Learnings from an Interview with Prof. Lawrence Chia

Interview of Prof. Lawrence Chia, by Joshua Sim // 9 September 2020

OCF alumni Joshua Sim and John Kiew made a little trip down to visit Prof. Lawrence Chia’s home on 2 September 2020. Joshua Sim was from OCF Perth (known as OCF UWA now) in 2006 to 2010. John Kiew was from OCF AU 2012 to 2016.

In this mini-series, they share their learnings from their conversation with Prof. Lawrence. Here’s Part 1 of Joshua’s learning points.

Moderation and plurality in the founding of OCF, not narrowness and rigidity

One of the key findings of the interview was Prof. Lawrence Chia’s (LC) account of the formation of the working committee during the ‘unofficial’ Cowes Philip Island convention to discuss the establishment of OCF Australia. Chia explained that it was likely that he was asked to come in as the ‘neutral’ chairman of the committee because of the differences among the eight chairpersons of the OCF/AF centres from Sydney, Melbourne, Brisbane and Adelaide. While he thought the Edward Chia (EC), the President of OCF Melbourne, who was hosting the convention, would have been the natural choice to chair that working committee, EC decided that LC should chair the meeting, because (according to LC’s thinking) LC (1) was the current President of Evangelical Union in Sydney University and therefore an experienced hand; (2) had no real stake in OCF as he only attended OCF Sydney as a participant/member and not a leader; and (3) was a better choice for chair than EC or the OCF Sydney President then who was not keen on Western involvement in OCF. In this sense, EC set the tone of OCF by choosing a more moderate approach in order to allow the new Australia-wide body to be founded on a footing that was evangelical but also plural—that is, firm on their theological beliefs but broad enough to welcome Christians of different persuasions.

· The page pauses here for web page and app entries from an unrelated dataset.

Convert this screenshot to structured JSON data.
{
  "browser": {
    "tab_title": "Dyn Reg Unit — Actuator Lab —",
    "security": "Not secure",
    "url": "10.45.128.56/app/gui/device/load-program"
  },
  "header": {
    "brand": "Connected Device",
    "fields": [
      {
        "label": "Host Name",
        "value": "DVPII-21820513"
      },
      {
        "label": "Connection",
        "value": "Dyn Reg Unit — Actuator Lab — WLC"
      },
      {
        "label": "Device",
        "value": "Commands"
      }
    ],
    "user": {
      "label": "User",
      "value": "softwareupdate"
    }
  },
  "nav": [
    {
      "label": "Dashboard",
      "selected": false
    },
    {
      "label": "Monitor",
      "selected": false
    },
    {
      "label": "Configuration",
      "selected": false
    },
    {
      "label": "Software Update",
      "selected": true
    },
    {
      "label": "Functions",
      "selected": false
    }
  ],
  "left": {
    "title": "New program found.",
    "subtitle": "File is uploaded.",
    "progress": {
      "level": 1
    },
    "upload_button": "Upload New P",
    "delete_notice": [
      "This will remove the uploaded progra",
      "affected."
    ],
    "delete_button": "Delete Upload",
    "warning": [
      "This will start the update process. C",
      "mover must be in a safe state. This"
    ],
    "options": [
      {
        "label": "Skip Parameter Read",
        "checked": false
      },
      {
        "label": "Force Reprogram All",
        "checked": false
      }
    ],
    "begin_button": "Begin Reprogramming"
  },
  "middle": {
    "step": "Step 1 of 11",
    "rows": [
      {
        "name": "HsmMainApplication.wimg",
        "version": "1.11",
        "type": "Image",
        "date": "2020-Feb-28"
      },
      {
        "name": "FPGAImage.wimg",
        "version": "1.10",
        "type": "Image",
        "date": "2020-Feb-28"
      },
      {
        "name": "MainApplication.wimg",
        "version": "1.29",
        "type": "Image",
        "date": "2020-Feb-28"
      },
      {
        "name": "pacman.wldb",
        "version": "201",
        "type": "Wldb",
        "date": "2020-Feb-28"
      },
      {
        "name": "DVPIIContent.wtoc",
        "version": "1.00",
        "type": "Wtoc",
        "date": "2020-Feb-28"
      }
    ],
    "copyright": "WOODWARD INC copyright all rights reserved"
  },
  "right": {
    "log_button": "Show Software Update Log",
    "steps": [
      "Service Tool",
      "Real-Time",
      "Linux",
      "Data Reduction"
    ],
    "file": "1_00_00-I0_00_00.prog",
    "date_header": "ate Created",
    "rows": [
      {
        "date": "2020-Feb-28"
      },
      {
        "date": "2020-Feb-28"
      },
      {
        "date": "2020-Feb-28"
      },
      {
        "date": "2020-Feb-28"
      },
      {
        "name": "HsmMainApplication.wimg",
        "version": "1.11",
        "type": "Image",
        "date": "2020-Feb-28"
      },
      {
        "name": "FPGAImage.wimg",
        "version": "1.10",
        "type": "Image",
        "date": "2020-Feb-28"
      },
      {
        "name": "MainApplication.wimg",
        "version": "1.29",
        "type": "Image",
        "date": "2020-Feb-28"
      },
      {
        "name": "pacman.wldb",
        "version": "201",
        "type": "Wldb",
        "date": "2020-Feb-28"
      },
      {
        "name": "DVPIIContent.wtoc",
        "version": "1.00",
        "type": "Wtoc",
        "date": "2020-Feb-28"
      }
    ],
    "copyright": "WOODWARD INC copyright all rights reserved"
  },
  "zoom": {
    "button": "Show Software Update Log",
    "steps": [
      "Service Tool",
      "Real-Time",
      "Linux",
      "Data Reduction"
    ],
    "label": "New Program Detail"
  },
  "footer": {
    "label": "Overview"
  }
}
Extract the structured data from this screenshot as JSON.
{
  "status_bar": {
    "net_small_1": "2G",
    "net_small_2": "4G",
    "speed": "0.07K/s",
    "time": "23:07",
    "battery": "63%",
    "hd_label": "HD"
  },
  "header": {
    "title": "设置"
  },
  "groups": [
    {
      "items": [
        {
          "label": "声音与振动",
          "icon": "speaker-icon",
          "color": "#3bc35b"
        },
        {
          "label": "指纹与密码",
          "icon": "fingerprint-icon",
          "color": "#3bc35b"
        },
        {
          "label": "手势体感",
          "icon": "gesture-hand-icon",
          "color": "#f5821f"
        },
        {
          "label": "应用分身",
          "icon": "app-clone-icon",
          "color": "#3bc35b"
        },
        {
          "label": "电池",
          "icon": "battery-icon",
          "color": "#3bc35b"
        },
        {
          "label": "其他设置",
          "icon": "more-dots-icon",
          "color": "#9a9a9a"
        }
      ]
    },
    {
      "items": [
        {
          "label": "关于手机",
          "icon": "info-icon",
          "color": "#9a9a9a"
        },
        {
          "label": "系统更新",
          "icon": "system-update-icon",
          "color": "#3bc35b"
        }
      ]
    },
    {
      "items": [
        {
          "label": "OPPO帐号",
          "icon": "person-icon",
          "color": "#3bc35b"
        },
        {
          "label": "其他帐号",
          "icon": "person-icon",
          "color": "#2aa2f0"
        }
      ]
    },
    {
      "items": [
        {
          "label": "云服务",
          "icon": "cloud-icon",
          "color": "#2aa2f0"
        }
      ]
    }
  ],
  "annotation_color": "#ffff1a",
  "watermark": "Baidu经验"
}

In the interview, he also mentioned that while the ‘reach out’ and ‘build up’ part of the OCF vision easily attained consensus due to the evangelistic nature of the Fellowship, the ‘send back’ part was more contested. Some students believed that Asia was the place in need (as many [English-speaking] churches there were liberal in theological orientation and in need of revival, as well as because many were un-evangelised in Asia), while others argued that with the founding of OCF and the increase in number of Asian students, the need lay in Australia. LC chose not to take sides but to affirm the validity of both views, opining that a multiplicity of views should be accommodated in this part of the vision and it was not necessary to take a hard position on it. From his perspective, taking a hard view would lead to narrowness and there was no need to fall into such a position.

I found LC to be a candid, but also sharp and nuanced interviewee who could give very insightful accounts of his time in OCF and linked it to broader trends in his historical time. I believe that someone should also interview him on other aspects of his life—his Colombo Plan Scholarship experience, his career path in Australia and Singapore, his time as the President of Evangelical Union in Sydney University, and his leadership of Christian institutions in Singapore and across the world.